Kim Yeon-koung of South Korea (L) and her teammates celebrate a point against Turkey in the quarterfinals of the Tokyo Olympic women's volleyball tournament at Ariake Arena in Tokyo on Wednesday. (Yonhap)
South Korea will try to write a new chapter in its underdog story, as it takes on world No. 2 Brazil in the semifinals of the Tokyo Olympic women's volleyball tournament Friday.
After knocking down world No. 4 Turkey in the quarterfinals and climbing two spots to reach No. 11 in the rankings, South Korea is now playing with house money.

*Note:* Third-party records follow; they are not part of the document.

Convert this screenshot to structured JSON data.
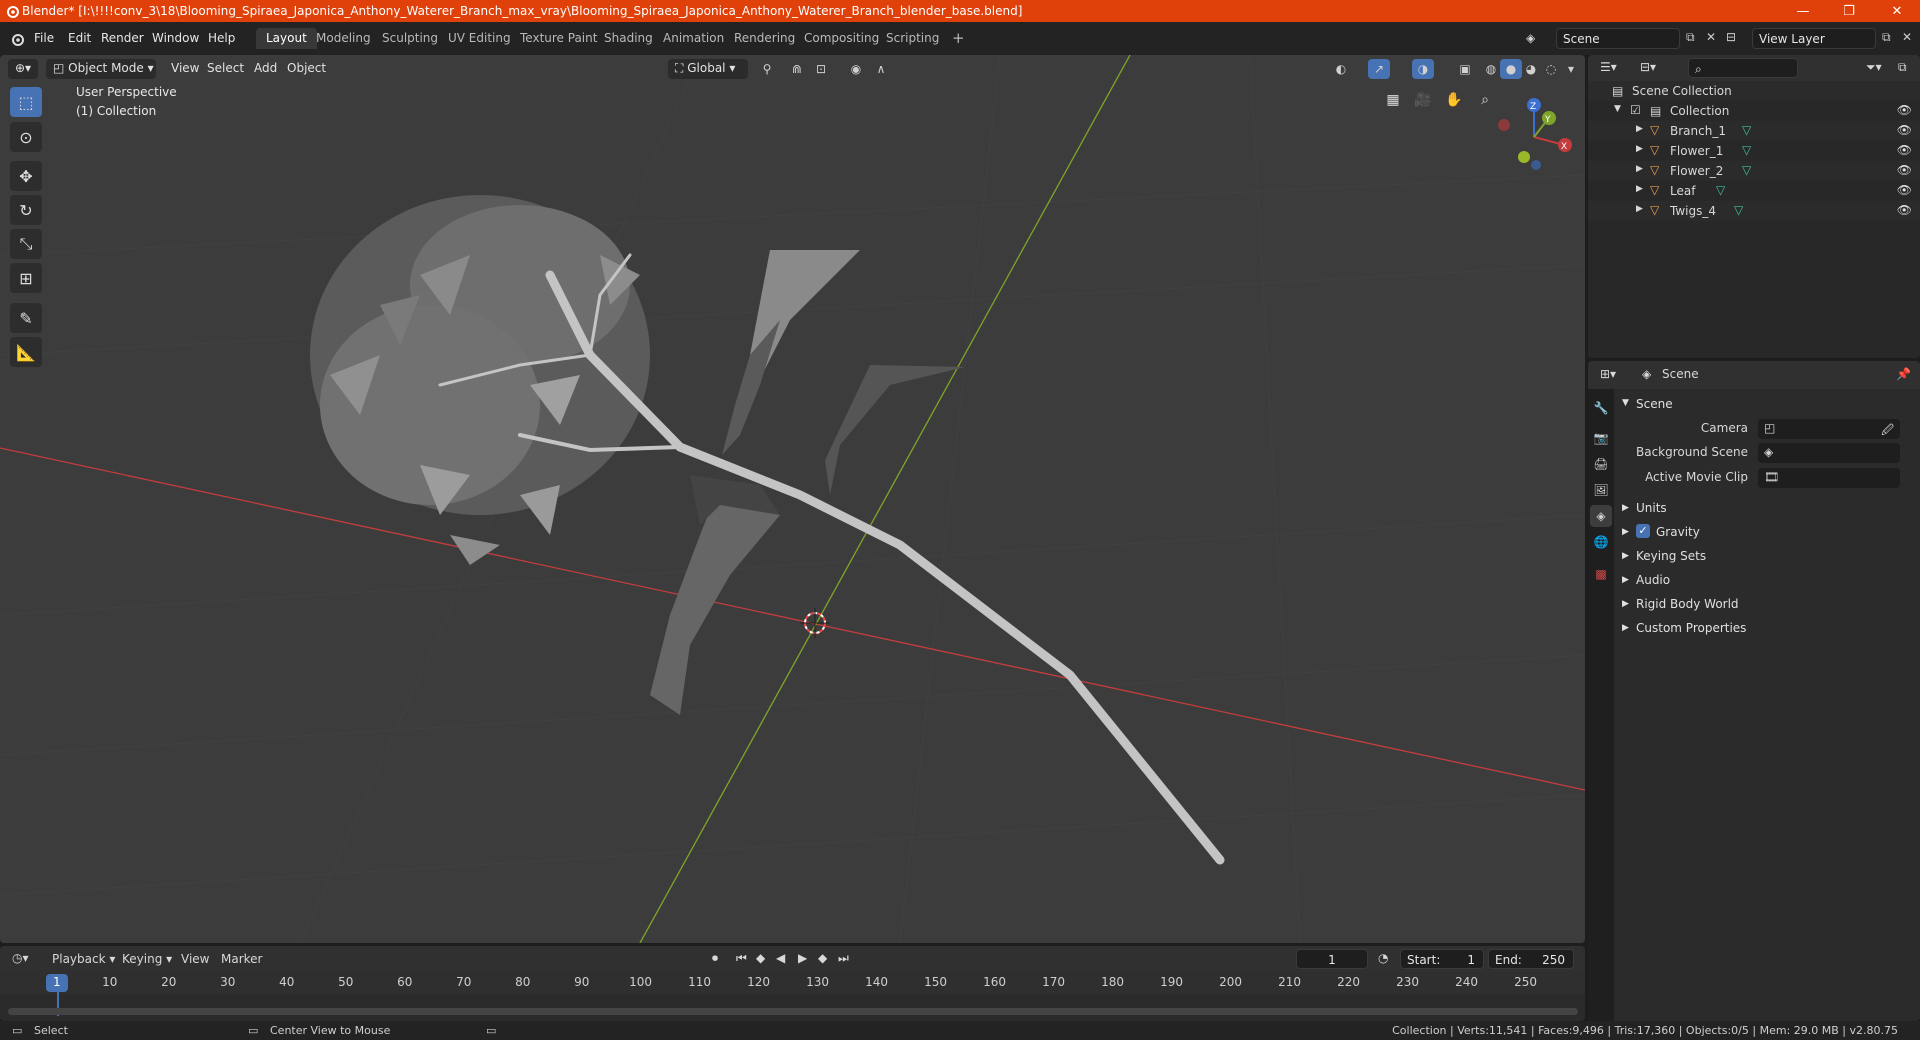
{
  "window": {
    "title": "Blender* [I:\\!!!!conv_3\\18\\Blooming_Spiraea_Japonica_Anthony_Waterer_Branch_max_vray\\Blooming_Spiraea_Japonica_Anthony_Waterer_Branch_blender_base.blend]",
    "minimize": "—",
    "maximize": "❐",
    "close": "✕"
  },
  "menu": {
    "file": "File",
    "edit": "Edit",
    "render": "Render",
    "window": "Window",
    "help": "Help"
  },
  "workspaces": [
    "Layout",
    "Modeling",
    "Sculpting",
    "UV Editing",
    "Texture Paint",
    "Shading",
    "Animation",
    "Rendering",
    "Compositing",
    "Scripting"
  ],
  "workspace_add": "+",
  "scene_field": "Scene",
  "view_layer_field": "View Layer",
  "viewport": {
    "mode": "Object Mode",
    "menus": {
      "view": "View",
      "select": "Select",
      "add": "Add",
      "object": "Object"
    },
    "orientation": "Global",
    "perspective": "User Perspective",
    "collection": "(1) Collection",
    "gizmo": {
      "x": "X",
      "y": "Y",
      "z": "Z"
    }
  },
  "outliner": {
    "root": "Scene Collection",
    "collection": "Collection",
    "objects": [
      "Branch_1",
      "Flower_1",
      "Flower_2",
      "Leaf",
      "Twigs_4"
    ]
  },
  "properties": {
    "context": "Scene",
    "panel": "Scene",
    "fields": {
      "camera": "Camera",
      "background_scene": "Background Scene",
      "active_movie_clip": "Active Movie Clip"
    },
    "sections": [
      "Units",
      "Gravity",
      "Keying Sets",
      "Audio",
      "Rigid Body World",
      "Custom Properties"
    ]
  },
  "timeline": {
    "menus": {
      "playback": "Playback",
      "keying": "Keying",
      "view": "View",
      "marker": "Marker"
    },
    "current_frame": "1",
    "start_label": "Start:",
    "start_value": "1",
    "end_label": "End:",
    "end_value": "250",
    "ticks": [
      "1",
      "10",
      "20",
      "30",
      "40",
      "50",
      "60",
      "70",
      "80",
      "90",
      "100",
      "110",
      "120",
      "130",
      "140",
      "150",
      "160",
      "170",
      "180",
      "190",
      "200",
      "210",
      "220",
      "230",
      "240",
      "250"
    ]
  },
  "status": {
    "select": "Select",
    "center_view": "Center View to Mouse",
    "info": "Collection | Verts:11,541 | Faces:9,496 | Tris:17,360 | Objects:0/5 | Mem: 29.0 MB | v2.80.75"
  },
  "colors": {
    "title_bar": "#e0400a",
    "accent": "#4772b3",
    "x_axis": "#c43c3c",
    "y_axis": "#7fa42a",
    "mesh_icon": "#e8a04a",
    "data_icon": "#3fbfa0"
  }
}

Captain Kim Yeon-koung and Co. have guaranteed themselves at least two more matches in Tokyo. Beat the second-ranked Brazil in the semifinals, starting at 9 p.m. at Ariake Arena, and South Korea will be in the gold medal match Sunday, the final day of the Olympics.
A loss to Brazil will send South Korea to the bronze medal match, also scheduled for Sunday.

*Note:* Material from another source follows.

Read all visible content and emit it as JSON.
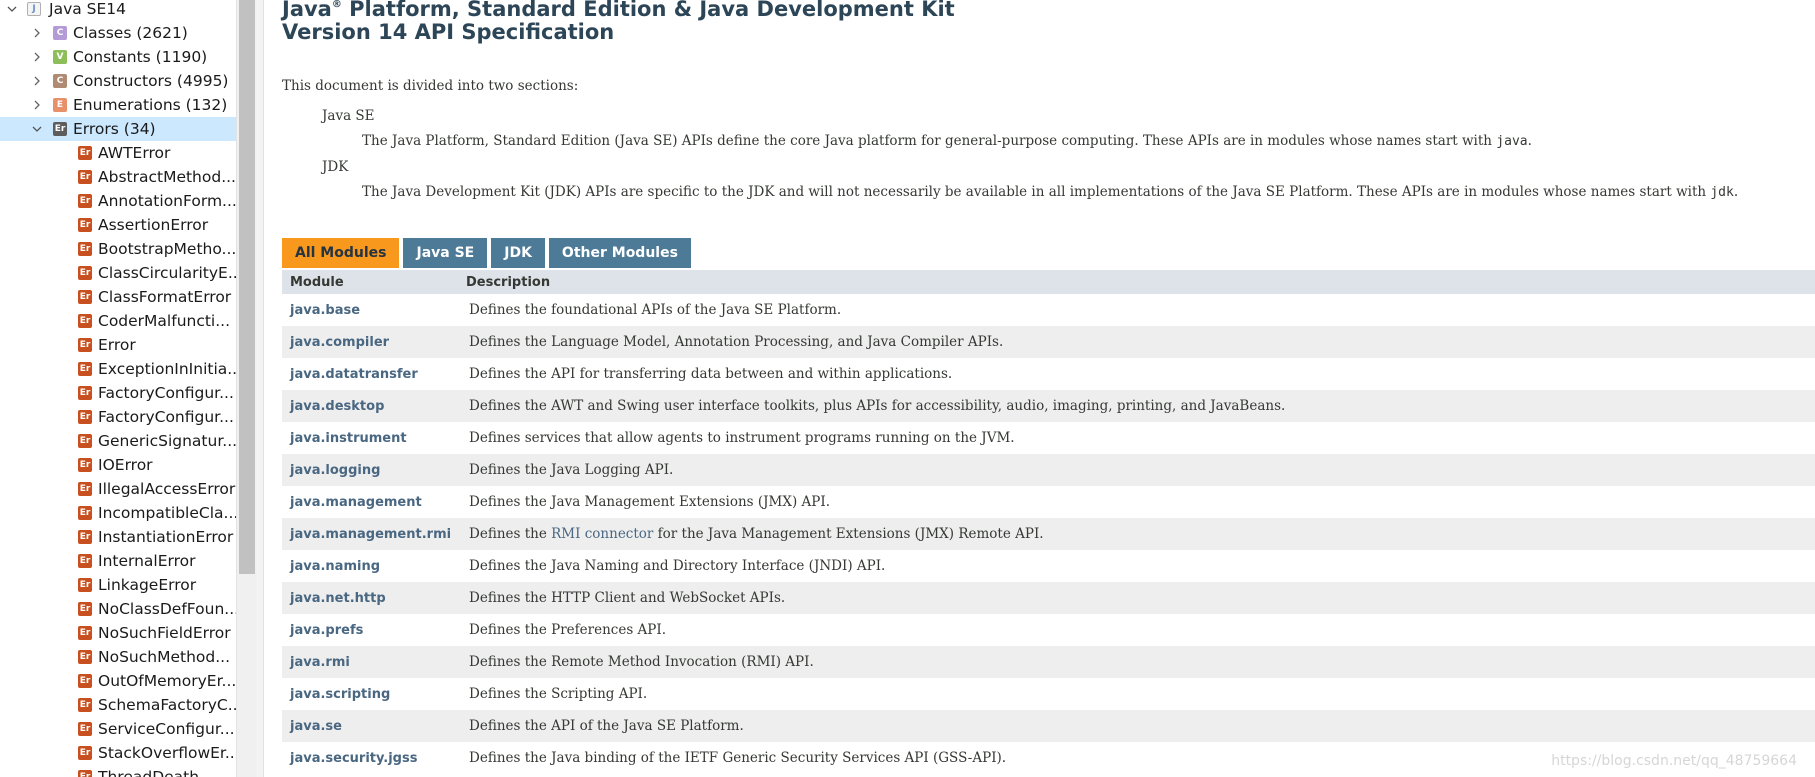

Either way, the team that already boasts a massive following back home will reach new heights in its nationwide popularity at the end of this Cinderella run, as it will enjoy the spotlight hours before the closing ceremony.
Not that there should have been much doubt before, but there should now be zero dispute that Kim Yeon-koung is the greatest volleyball player ever to come out of South Korea. As captain, Kim has been both the spiritual leader in the locker room and the team's best player on the court. She is second overall in this year's competition with 115 points.

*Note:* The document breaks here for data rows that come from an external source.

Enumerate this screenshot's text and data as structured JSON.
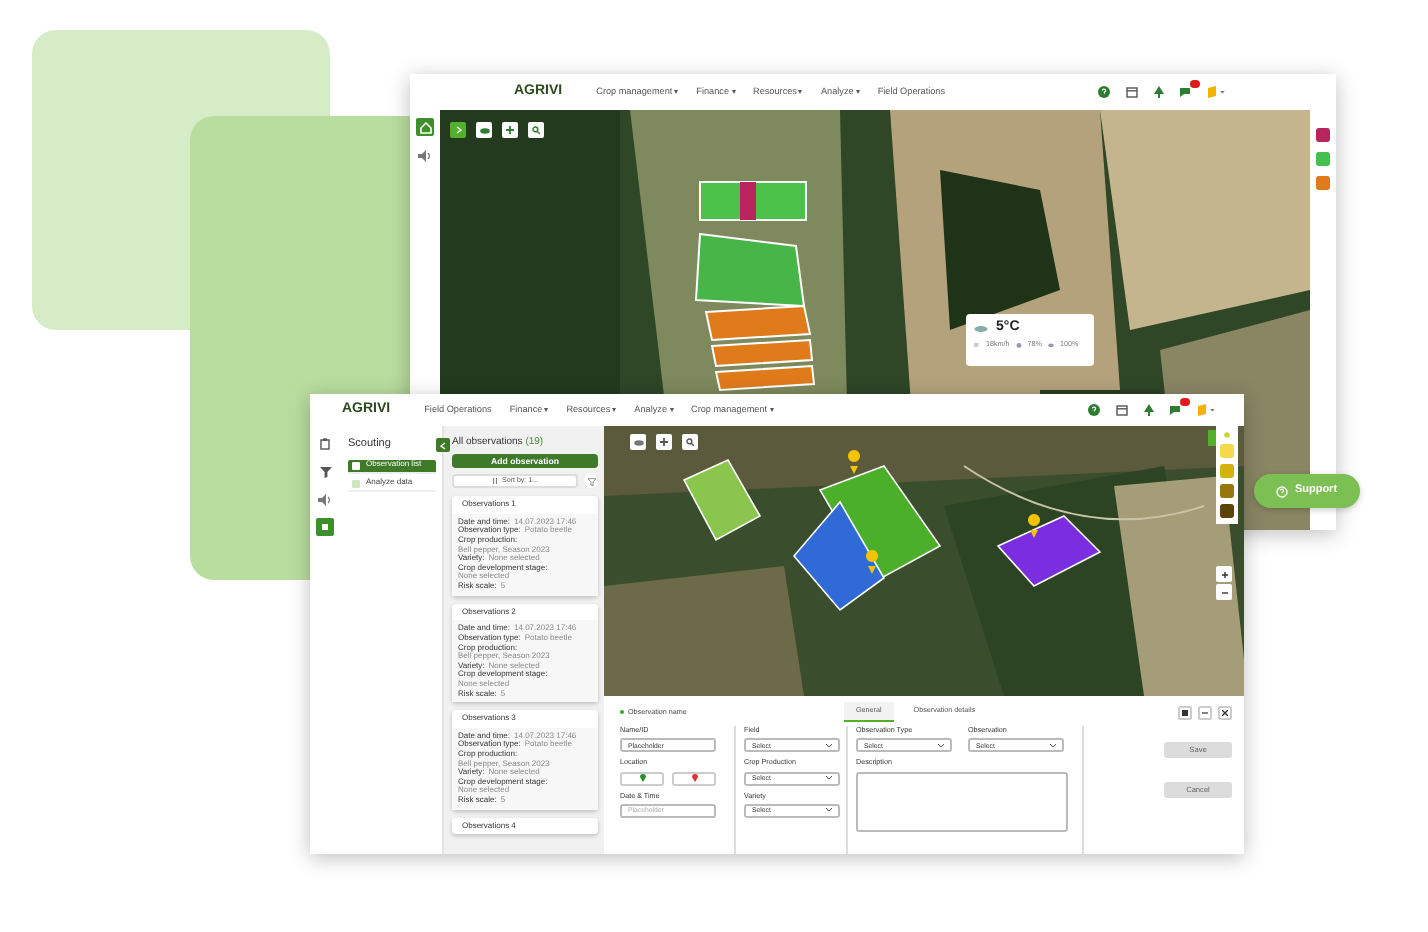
{
  "back_window": {
    "logo": "AGRIVI",
    "menu": [
      {
        "label": "Crop management",
        "dropdown": true
      },
      {
        "label": "Finance",
        "dropdown": true
      },
      {
        "label": "Resources",
        "dropdown": true
      },
      {
        "label": "Analyze",
        "dropdown": true
      },
      {
        "label": "Field Operations",
        "dropdown": false
      }
    ],
    "weather": {
      "temperature": "5°C",
      "wind": "18km/h",
      "humidity": "78%",
      "clouds": "100%"
    },
    "legend": [
      {
        "color": "#b8245e"
      },
      {
        "color": "#45c04f"
      },
      {
        "color": "#e27a1a"
      }
    ]
  },
  "front_window": {
    "logo": "AGRIVI",
    "menu": [
      {
        "label": "Field Operations",
        "dropdown": false
      },
      {
        "label": "Finance",
        "dropdown": true
      },
      {
        "label": "Resources",
        "dropdown": true
      },
      {
        "label": "Analyze",
        "dropdown": true
      },
      {
        "label": "Crop management",
        "dropdown": true
      }
    ],
    "sidebar": {
      "title": "Scouting",
      "items": [
        {
          "label": "Observation list",
          "selected": true
        },
        {
          "label": "Analyze data",
          "selected": false
        }
      ]
    },
    "observations": {
      "title": "All observations",
      "count": "(19)",
      "add_button": "Add observation",
      "sort": "Sort by: 1...",
      "cards": [
        {
          "title": "Observations 1",
          "details": [
            {
              "label": "Date and time:",
              "value": "14.07.2023 17:46"
            },
            {
              "label": "Observation type:",
              "value": "Potato beetle"
            },
            {
              "label": "Crop production:",
              "value": "Bell pepper, Season 2023"
            },
            {
              "label": "Variety:",
              "value": "None selected"
            },
            {
              "label": "Crop development stage:",
              "value": "None selected"
            },
            {
              "label": "Risk scale:",
              "value": "5"
            }
          ]
        },
        {
          "title": "Observations 2",
          "details": [
            {
              "label": "Date and time:",
              "value": "14.07.2023 17:46"
            },
            {
              "label": "Observation type:",
              "value": "Potato beetle"
            },
            {
              "label": "Crop production:",
              "value": "Bell pepper, Season 2023"
            },
            {
              "label": "Variety:",
              "value": "None selected"
            },
            {
              "label": "Crop development stage:",
              "value": "None selected"
            },
            {
              "label": "Risk scale:",
              "value": "5"
            }
          ]
        },
        {
          "title": "Observations 3",
          "details": [
            {
              "label": "Date and time:",
              "value": "14.07.2023 17:46"
            },
            {
              "label": "Observation type:",
              "value": "Potato beetle"
            },
            {
              "label": "Crop production:",
              "value": "Bell pepper, Season 2023"
            },
            {
              "label": "Variety:",
              "value": "None selected"
            },
            {
              "label": "Crop development stage:",
              "value": "None selected"
            },
            {
              "label": "Risk scale:",
              "value": "5"
            }
          ]
        },
        {
          "title": "Observations 4"
        }
      ]
    },
    "legend": [
      {
        "color": "#f6d94a"
      },
      {
        "color": "#d3b20c"
      },
      {
        "color": "#98760c"
      },
      {
        "color": "#5b4408"
      }
    ],
    "form": {
      "title": "Observation name",
      "tabs": [
        {
          "label": "General",
          "selected": true
        },
        {
          "label": "Observation details",
          "selected": false
        }
      ],
      "columns": [
        [
          {
            "kind": "input",
            "label": "Name/ID",
            "value": "Placeholder"
          },
          {
            "kind": "location",
            "label": "Location"
          },
          {
            "kind": "input",
            "label": "Date & Time",
            "placeholder": "Placeholder"
          }
        ],
        [
          {
            "kind": "select",
            "label": "Field",
            "value": "Select"
          },
          {
            "kind": "select",
            "label": "Crop Production",
            "value": "Select"
          },
          {
            "kind": "select",
            "label": "Variety",
            "value": "Select"
          }
        ],
        [
          {
            "kind": "select",
            "label": "Observation Type",
            "value": "Select"
          },
          {
            "kind": "select",
            "label": "Observation",
            "value": "Select"
          },
          {
            "kind": "textarea",
            "label": "Description"
          }
        ]
      ],
      "buttons": [
        {
          "label": "Save",
          "disabled": true
        },
        {
          "label": "Cancel",
          "disabled": true
        }
      ]
    }
  },
  "support_button": "Support"
}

But in the preliminary match against the same Brazil team on July 25, Kim was limited to 12 points in a straight-set loss. Brazil punished South Korea with a three-pronged attack by Fernanda Rodrigues, Gabriela Guimaraes and Tandara Caixeta. Brazil has four of the top 10 scorers in Tokyo.
Kim will need some help. Fellow outside hitter Park Jeong-ah has scored some huge points throughout the tournament to earn the moniker "Clutch Park."
Coach Stefano Lavarini has worked some magic with his substitutions, with reserves such as Park Eun-jin and An Hye-jin contributing key points with serves.
Lavarini has emphasized the importance of sharp serves against physical opponents, such as Brazil, knowing that South Korean players can't match those teams in strength.
Brazil is undefeated in Tokyo, having run the table in the preliminary round and knocked off the Russian Olympic Committee in the quarterfinals.
And the pressure will be on Brazil, as the heavy favorite, to quiet the upstart South Korean team with nothing to lose.
South Korea has yet to lose a five-set match in Tokyo. (Yonhap)